> **What is expected**
Copy out each line below in which the string "services" appears.

##### Data to examine #####

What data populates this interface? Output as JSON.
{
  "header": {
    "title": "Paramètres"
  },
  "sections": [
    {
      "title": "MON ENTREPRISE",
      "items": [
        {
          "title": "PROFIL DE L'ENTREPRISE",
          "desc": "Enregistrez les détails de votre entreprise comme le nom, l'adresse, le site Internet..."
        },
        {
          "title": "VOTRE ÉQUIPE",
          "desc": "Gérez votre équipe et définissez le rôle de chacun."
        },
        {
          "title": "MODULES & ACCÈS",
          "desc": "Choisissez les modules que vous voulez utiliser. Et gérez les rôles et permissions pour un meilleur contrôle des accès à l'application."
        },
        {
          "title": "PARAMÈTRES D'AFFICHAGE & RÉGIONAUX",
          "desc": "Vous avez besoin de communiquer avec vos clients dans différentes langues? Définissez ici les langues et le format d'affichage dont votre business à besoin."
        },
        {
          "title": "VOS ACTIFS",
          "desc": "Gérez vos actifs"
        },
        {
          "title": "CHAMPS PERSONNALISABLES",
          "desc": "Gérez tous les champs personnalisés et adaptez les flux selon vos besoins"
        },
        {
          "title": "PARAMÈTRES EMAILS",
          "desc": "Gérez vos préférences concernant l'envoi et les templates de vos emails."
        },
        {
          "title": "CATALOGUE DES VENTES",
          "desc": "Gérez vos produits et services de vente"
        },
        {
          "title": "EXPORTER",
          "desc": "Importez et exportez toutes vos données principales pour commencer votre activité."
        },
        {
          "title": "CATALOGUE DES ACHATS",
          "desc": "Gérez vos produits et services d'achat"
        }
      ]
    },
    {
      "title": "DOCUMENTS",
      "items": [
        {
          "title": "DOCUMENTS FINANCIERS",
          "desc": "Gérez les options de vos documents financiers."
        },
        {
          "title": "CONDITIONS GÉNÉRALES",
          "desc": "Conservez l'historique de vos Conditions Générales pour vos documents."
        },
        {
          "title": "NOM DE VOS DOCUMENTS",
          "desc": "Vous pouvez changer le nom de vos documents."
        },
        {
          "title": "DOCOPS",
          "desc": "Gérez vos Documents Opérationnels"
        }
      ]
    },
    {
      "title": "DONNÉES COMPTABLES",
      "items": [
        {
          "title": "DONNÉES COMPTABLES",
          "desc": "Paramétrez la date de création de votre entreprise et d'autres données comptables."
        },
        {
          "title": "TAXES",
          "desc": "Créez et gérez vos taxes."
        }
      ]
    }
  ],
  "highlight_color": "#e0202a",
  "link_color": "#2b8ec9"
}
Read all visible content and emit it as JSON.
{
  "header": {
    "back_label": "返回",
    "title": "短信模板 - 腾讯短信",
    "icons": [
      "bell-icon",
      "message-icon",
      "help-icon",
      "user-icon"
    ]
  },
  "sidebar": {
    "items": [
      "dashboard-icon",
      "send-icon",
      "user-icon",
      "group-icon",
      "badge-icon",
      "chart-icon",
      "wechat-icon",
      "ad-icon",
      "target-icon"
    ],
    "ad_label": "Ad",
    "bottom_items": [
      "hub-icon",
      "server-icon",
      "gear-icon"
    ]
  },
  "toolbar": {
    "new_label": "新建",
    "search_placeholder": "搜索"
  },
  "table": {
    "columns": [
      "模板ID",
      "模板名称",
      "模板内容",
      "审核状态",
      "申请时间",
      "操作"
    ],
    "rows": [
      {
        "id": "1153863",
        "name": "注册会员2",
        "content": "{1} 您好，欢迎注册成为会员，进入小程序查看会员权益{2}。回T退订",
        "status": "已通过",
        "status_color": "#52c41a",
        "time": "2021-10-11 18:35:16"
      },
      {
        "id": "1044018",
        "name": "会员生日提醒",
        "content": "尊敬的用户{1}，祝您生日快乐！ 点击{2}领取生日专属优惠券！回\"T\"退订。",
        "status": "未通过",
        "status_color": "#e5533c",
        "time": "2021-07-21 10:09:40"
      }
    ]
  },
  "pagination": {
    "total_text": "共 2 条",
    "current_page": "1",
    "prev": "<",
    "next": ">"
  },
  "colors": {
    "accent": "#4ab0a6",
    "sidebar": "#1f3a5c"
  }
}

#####

> **Response to this task**
          "desc": "Gérez vos produits et services de vente"
          "desc": "Gérez vos produits et services d'achat"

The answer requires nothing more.